Back in September, we spent some time looking into the overall use of infographics in the clinical research space for a blog post titled, “Using Infographics to Increase Understanding of Clinical Trials.” What we learned is that there is a real opportunity to create more infographics that present information about clinical trials in a way that’s clear, concise and visually-appealing, and that helps answer some of patients’ most frequently asked questions.
So, we decided to take a stab at putting together an infographic of our own. The question we set out to answer: “How often do patients receive placebos in cancer clinical trials?”
When it comes to cancer, only 5 percent of patients diagnosed choose to participate in a clinical trial. Furthermore, a recent Harris Interactive, Inc. poll showed that eight out of ten cancer patients are unaware that clinical trials might be an option for them. Of those who did know about trials but chose not to pursue them, 71 percent said it was due to certain fears they had about participating in a trial. One such fear was the possibility of receiving a placebo in place of treatment during the course of the trial.
So, for our infographic, we decided to dig into the data available on ClinicalTrials.gov to see if we could shed some light on the likelihood of receiving a placebo in a cancer clinical trial.

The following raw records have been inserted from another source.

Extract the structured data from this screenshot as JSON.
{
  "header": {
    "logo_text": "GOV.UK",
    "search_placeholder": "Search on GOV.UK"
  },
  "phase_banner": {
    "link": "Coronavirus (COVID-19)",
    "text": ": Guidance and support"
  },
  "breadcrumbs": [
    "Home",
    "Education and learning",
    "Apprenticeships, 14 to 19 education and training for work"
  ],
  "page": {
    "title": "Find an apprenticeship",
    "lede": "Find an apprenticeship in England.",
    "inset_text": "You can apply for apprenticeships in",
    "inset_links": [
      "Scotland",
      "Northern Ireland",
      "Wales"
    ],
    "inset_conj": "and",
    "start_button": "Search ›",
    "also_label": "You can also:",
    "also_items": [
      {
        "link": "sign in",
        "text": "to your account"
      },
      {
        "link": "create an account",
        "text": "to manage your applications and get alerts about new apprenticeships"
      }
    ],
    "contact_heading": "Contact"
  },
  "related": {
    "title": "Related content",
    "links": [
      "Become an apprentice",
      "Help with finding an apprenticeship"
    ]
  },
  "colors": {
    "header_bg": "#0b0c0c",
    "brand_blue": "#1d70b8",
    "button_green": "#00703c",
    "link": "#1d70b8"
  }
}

The site listed a total of roughly 2,600 cancer trials in the U.S. About 300 of the 2,600 listed “placebo” as a method of intervention.
What We Found
After a bit of analysis the numbers show that less than 1 percent of all Phase 2 or Phase 3 cancer trials in the U.S. used a placebo alone versus the drug being studied. For the majority of trials that did use a placebo, they used it in conjunction with standard of care treatments, not in place of them. So, while there’s a chance that a patient would receive a placebo in place of the drug being studied, in most of those cases, they would also receive a standard, clinically-tested, cancer-fighting medication in conjunction with it.
Notes on Our Methodology
We used ClinicalTrials.gov to gather and parse all data for our infographic. First, we did a search of all currently recruiting, interventional Phase 2 or 3 cancer trials in the U.S. (Results here.) When we pulled the numbers in August of 2013, there were 2,675 trials returned from the search criteria.
The next search we did used all the same criteria as our initial search, but we narrowed the results by specifying any trial with “placebo” used as an intervention method. (Results here). There were 300 trials that fit the criteria when we pulled the numbers in August of 2013.
Once we had all 300 trials that listed “placebo” as a method in some form or fashion, we searched through each trial manually to determine whether the trial was studying a drug to treat the cancer. If the research was focused on studying something other than treatment of the cancer— a side effect or symptom of cancer or prevention in pre-cancerous patients, for example— we put it into a Not Related category.
At the end of sorting, we had 150 studies in the Not Related category. That left 150 trials that were related to studying treatment of cancer. (Example.)
The 150 studies that were focused on a treatment for cancer were then placed in one of two groups:
- Standard of Care + Study Drug vs. Standard of Care + Placebo
There were a total of 125 trials in this category. Each one focused on a treatment for cancer. One treatment arm consisted of a standard of care treatment plus the study drug. The other consisted of a standard of care treatment plus a placebo. For these trials, even if the patient received the placebo instead of the study drug, they were guaranteed to receive some kind of standard treatment as well. (Example.)
- Study Drug vs. Placebo
There were 25 trials in this category, which is the one most people think of when they hear the word “placebo.” These trials studied a drug to treat cancer. The treatment arms tested the study drug versus a placebo. In these trials, the patient would have an equal chance of receiving either the study drug or a placebo. They would not receive any other standard of care during the trial. (Example.)
How Might This, and Other Visualizations, Help Patients?
Before patients can make truly informed decisions about participating in clinical trials, they need access to clear, concise and accurate information. One way to help might be to present it in a visual format that’s easy to read and digest. If the information we give to patients isn’t clear and accessible, then we are failing to provide them with the resources they need to make critical choices about their healthcare. As we examine new, innovative, and patient-centric ideas for designing trials, we’re also examining ways we can best communicate about trials.
So, please let us know what you think of the Placebo infographic. What could we have done differently? Would you like to see more infographics from us? If so, what question or topic should we tackle with our next infographic? We look forward to hearing your feedback and ideas!